Nuts and Bolts of Network Neutrality Edward W. Felten3new packet by discarding an older packet waiting in the buffer, but something has to bediscarded.
When a router is forced to discard a packet, it can discard any packet it likes. Onepossibility is to assign priorities to the packets, and always discard the packet with lowestpriority. This mechanism defines one type of network discrimination, which prioritizespackets and discards low-priority packets first, but only discards packets when that isabsolutely necessary. I’ll call it
, because it only discriminateswhen it can’t serve everybody. With minimal discrimination, if the network is notcrowded, lots of low-priority packets can get through. Only when there is an unavoidableconflict with high-priority packets is a low-priority packet inconvenienced.In contrast, there is another, more drastic form of discrimination, in which routersdiscard some low-priority packets even when it is possible to forward or deliver everypacket. A router might, for example, limit low-priority packets to 20% of the network’scapacity, even if part of the other 80% is idle. I’ll call this
.One of the basic questions to ask about any network discrimination regime is whether itis minimal or non-minimal in this sense, and one of the basic questions to ask about anyrule limiting discrimination is how it applies to minimal versus non-minimaldiscrimination. We can imagine a policy, for example, that allows minimaldiscrimination but limits or bans non-minimal discrimination.This distinction matters, I think, because minimal and non-minimal discrimination aresupported by different arguments. Minimal discrimination sometimes may be anengineering necessity due to the finite speed of network links, but non-minimaldiscrimination is never technologically necessary—it makes service worse for low-priority packets, but doesn’t help high-priority packets. Non-minimal discrimination canonly be justified by a more complicated economic argument, for example that non-minimal discrimination allows forms of price discrimination that increase social welfare;vague arguments that network operators have to reserve some fraction of capacity forsome purpose won’t cut it.
3 Delay Discrimination
Discrimination doesn’t have to operate by dropping packets. It can also work byreordering packets.
This is an illustration of the “best effort” principle, one of the clever engineering decisions that make theInternet feasible. The Internet will do its best to deliver each packet promptly, but it doesn’t make anyguarantees.

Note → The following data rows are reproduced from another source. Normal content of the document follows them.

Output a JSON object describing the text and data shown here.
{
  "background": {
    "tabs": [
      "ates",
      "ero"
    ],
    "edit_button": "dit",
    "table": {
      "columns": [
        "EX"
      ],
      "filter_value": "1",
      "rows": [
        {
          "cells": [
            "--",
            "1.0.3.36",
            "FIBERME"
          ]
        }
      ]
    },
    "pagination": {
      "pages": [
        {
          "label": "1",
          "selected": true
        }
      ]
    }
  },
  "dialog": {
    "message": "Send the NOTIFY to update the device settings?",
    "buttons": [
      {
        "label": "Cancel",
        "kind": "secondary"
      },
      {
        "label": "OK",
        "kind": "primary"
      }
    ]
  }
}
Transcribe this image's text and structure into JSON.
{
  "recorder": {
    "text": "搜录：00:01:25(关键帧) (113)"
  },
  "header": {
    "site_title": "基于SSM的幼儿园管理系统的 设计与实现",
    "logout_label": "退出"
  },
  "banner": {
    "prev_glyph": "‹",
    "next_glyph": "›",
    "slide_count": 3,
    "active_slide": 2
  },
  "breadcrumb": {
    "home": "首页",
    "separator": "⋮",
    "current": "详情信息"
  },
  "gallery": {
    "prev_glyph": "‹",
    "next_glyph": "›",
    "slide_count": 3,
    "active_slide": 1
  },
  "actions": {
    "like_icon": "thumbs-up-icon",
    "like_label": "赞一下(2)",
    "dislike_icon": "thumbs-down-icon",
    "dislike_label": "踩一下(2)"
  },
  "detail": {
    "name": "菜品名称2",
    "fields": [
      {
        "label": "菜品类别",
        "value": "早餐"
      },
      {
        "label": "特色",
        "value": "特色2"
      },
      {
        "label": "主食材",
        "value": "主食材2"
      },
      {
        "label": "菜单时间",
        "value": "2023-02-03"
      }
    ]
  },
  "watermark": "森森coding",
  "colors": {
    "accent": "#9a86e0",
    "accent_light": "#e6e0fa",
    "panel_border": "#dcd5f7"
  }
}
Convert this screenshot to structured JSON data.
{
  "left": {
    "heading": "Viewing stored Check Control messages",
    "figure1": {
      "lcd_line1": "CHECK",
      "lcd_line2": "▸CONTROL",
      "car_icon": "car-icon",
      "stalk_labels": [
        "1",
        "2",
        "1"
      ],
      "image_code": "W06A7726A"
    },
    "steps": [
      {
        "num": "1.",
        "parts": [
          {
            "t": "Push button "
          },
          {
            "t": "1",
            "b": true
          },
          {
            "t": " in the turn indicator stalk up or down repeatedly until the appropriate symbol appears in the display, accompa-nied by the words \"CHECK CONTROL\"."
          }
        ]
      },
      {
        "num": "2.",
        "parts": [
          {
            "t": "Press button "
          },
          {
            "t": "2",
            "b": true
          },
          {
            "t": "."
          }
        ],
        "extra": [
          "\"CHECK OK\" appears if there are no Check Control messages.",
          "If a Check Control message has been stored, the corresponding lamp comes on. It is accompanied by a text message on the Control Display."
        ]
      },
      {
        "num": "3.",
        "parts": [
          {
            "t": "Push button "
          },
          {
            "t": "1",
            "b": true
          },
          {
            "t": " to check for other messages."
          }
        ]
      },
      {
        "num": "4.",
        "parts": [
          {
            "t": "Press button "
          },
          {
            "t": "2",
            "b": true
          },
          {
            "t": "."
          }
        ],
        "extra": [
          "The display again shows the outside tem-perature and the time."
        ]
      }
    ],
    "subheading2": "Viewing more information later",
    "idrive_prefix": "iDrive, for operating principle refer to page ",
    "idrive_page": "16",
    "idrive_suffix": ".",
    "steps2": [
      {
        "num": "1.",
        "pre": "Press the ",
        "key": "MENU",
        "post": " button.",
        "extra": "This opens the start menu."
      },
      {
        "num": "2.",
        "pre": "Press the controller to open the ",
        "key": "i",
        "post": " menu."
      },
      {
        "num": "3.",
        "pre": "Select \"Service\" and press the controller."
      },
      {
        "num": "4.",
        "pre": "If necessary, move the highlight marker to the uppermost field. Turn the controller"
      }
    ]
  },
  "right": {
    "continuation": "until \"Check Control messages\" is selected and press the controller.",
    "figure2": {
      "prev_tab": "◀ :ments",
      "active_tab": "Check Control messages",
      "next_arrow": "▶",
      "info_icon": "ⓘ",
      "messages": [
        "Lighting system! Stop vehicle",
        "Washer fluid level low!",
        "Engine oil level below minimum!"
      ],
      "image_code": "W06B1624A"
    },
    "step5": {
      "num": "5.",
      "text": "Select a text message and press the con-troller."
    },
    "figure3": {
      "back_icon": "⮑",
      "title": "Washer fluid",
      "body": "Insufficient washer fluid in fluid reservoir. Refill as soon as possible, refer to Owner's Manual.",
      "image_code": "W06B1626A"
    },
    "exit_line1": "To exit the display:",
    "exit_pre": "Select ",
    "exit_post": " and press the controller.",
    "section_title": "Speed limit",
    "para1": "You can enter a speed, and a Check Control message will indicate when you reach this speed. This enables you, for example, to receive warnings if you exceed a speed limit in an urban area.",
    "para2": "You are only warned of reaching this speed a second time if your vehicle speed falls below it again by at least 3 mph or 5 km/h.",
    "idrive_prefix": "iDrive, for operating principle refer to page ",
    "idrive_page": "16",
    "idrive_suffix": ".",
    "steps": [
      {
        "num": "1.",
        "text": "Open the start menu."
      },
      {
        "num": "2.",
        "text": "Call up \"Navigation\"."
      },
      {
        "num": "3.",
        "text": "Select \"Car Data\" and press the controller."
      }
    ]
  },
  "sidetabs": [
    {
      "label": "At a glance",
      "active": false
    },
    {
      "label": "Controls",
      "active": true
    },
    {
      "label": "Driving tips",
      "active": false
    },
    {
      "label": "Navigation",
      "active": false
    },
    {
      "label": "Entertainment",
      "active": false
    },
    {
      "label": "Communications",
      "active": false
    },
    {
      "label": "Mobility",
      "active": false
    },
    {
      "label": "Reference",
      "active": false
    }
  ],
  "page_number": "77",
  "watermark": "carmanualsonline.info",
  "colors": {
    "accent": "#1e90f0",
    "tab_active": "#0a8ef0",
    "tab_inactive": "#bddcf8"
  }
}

It’s up to software on the end computers to detect dropped packets and recover. Yourcomputer’s software can, and probably often does, recover from dropped packets.